The Signal-Man (Original 1866 Edition): AnnotatedThe Signal-Man (Original 1866 Edition): Annotated by Charles Dickens

My rating: 4 of 5 stars

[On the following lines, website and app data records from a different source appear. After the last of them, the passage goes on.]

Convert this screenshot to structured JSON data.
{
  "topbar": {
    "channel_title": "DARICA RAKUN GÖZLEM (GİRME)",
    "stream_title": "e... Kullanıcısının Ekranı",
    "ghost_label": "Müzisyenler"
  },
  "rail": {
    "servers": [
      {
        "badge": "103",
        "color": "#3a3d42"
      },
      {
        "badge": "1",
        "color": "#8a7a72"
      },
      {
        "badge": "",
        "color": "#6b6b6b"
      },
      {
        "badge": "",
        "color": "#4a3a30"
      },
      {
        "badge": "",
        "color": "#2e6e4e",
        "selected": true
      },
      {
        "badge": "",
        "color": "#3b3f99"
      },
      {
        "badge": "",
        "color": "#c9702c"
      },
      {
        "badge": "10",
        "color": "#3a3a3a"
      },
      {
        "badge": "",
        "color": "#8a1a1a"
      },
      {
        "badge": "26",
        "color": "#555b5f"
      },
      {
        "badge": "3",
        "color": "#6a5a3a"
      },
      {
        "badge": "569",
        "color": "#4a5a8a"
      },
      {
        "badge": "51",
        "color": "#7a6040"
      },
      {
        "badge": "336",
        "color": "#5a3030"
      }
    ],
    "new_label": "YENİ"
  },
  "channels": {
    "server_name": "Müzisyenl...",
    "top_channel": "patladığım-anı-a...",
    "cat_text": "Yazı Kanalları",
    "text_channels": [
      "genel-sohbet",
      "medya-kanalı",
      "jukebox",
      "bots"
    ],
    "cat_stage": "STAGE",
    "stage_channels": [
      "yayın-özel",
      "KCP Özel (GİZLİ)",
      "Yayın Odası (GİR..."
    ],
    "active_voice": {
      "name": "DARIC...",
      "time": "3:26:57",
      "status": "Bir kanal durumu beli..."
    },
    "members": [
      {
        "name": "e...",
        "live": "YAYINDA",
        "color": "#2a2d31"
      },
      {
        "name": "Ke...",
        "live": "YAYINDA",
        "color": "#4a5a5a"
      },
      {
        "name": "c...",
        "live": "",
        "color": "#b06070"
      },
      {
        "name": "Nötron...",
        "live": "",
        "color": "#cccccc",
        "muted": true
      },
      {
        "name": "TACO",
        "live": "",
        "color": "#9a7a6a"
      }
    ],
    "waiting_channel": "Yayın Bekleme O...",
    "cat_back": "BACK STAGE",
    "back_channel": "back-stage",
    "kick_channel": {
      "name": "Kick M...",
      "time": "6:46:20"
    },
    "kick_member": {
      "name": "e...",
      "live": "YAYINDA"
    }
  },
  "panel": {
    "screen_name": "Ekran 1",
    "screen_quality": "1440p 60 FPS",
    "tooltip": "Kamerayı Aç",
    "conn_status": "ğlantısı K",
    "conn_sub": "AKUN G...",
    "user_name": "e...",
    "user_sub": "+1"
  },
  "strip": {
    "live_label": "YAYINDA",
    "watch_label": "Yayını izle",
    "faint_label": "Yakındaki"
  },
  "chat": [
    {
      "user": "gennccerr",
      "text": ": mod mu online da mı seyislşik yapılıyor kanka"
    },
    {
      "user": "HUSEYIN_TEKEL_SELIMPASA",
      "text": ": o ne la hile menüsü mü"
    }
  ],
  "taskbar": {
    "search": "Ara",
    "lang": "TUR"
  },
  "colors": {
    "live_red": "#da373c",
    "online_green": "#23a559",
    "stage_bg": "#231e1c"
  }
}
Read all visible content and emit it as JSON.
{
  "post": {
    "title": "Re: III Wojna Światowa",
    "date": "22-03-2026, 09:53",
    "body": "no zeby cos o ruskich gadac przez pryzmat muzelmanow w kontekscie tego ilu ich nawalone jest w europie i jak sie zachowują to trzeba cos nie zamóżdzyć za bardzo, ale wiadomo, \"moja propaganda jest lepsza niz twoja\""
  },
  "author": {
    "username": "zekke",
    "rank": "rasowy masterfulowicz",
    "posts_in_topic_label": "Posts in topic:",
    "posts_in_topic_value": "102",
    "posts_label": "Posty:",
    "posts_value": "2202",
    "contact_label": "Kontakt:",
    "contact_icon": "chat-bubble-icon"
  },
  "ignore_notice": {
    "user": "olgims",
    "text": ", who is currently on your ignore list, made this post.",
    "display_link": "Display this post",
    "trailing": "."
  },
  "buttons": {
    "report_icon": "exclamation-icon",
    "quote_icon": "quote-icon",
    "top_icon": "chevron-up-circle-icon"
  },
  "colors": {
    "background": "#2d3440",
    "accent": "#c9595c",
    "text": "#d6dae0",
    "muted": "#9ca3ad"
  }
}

Charles Dickens wrote this short story of a lonely signalman in 1866 based upon the Clayton tunnel crash in 1861. The setting of the story was a station by this tunnel with a dismal and eerie atmosphere around it, which dovetailed with the ambiance of the story itself. But while I was reading the story and thereupon, I was unsure of who’s the ghost here: the narrator or the signalman? First of all, the image of the narrator calling the signalman’s attention to him from above seems to me uncanny enough to conjure up the calling of a spectre wandering about the haunted tunnel. Or it might be that the signalman, the station, and the train per se were all in fact illusions, bewitched elements of the tunnel crash victims eternally haunting the place, not knowing their demise. Or in terms of modern psychoanalytical perspective, either the narrator or the signalman saw his own representations of the reality in his own mind, the hallucinations, which were different from and invisible to the others. And that is what I found this story at once hauntingly rueful and lingering with the images.